Start of Extracted material

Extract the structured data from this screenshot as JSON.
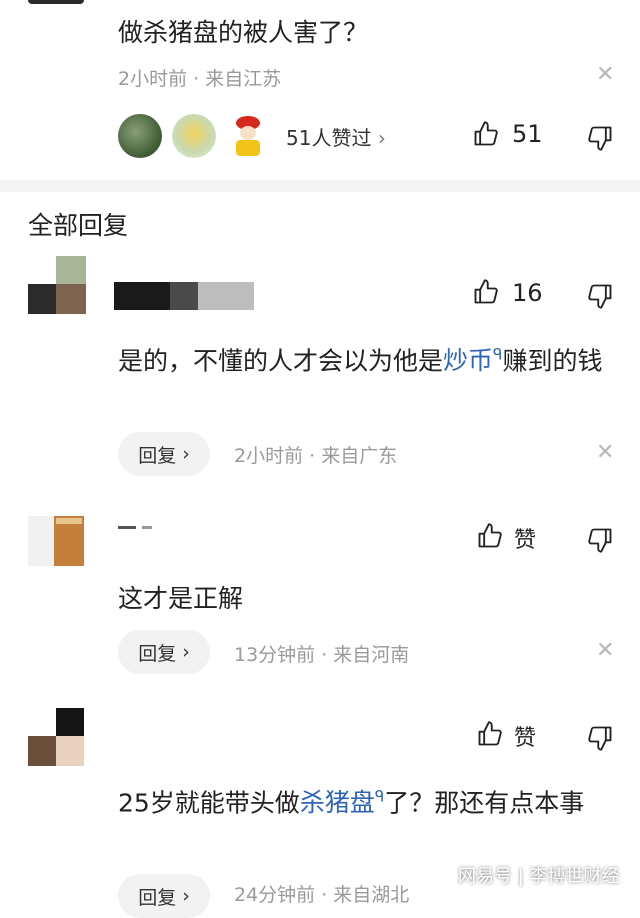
{
  "parent": {
    "text": "做杀猪盘的被人害了？",
    "meta": "2小时前 · 来自江苏",
    "likers_label": "51人赞过",
    "like_count": "51"
  },
  "section_title": "全部回复",
  "replies": [
    {
      "text_before_link": "是的，不懂的人才会以为他是",
      "link": "炒币",
      "text_after_link": "赚到的钱",
      "like": "16",
      "reply_label": "回复",
      "meta": "2小时前 · 来自广东"
    },
    {
      "text": "这才是正解",
      "like": "赞",
      "reply_label": "回复",
      "meta": "13分钟前 · 来自河南"
    },
    {
      "text_before_link": "25岁就能带头做",
      "link": "杀猪盘",
      "text_after_link": "了？那还有点本事",
      "like": "赞",
      "reply_label": "回复",
      "meta": "24分钟前 · 来自湖北"
    }
  ],
  "watermark": {
    "brand": "网易号",
    "author": "李博世财经"
  },
  "colors": {
    "link": "#2f64b3",
    "muted": "#9a9a9a"
  }
}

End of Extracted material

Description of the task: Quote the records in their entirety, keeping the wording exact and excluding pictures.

Reply to the exercise:
Extract the structured data from this screenshot as JSON.
{
  "parent": {
    "text": "做杀猪盘的被人害了？",
    "meta": "2小时前 · 来自江苏",
    "likers_label": "51人赞过",
    "like_count": "51"
  },
  "section_title": "全部回复",
  "replies": [
    {
      "text_before_link": "是的，不懂的人才会以为他是",
      "link": "炒币",
      "text_after_link": "赚到的钱",
      "like": "16",
      "reply_label": "回复",
      "meta": "2小时前 · 来自广东"
    },
    {
      "text": "这才是正解",
      "like": "赞",
      "reply_label": "回复",
      "meta": "13分钟前 · 来自河南"
    },
    {
      "text_before_link": "25岁就能带头做",
      "link": "杀猪盘",
      "text_after_link": "了？那还有点本事",
      "like": "赞",
      "reply_label": "回复",
      "meta": "24分钟前 · 来自湖北"
    }
  ],
  "watermark": {
    "brand": "网易号",
    "author": "李博世财经"
  },
  "colors": {
    "link": "#2f64b3",
    "muted": "#9a9a9a"
  }
}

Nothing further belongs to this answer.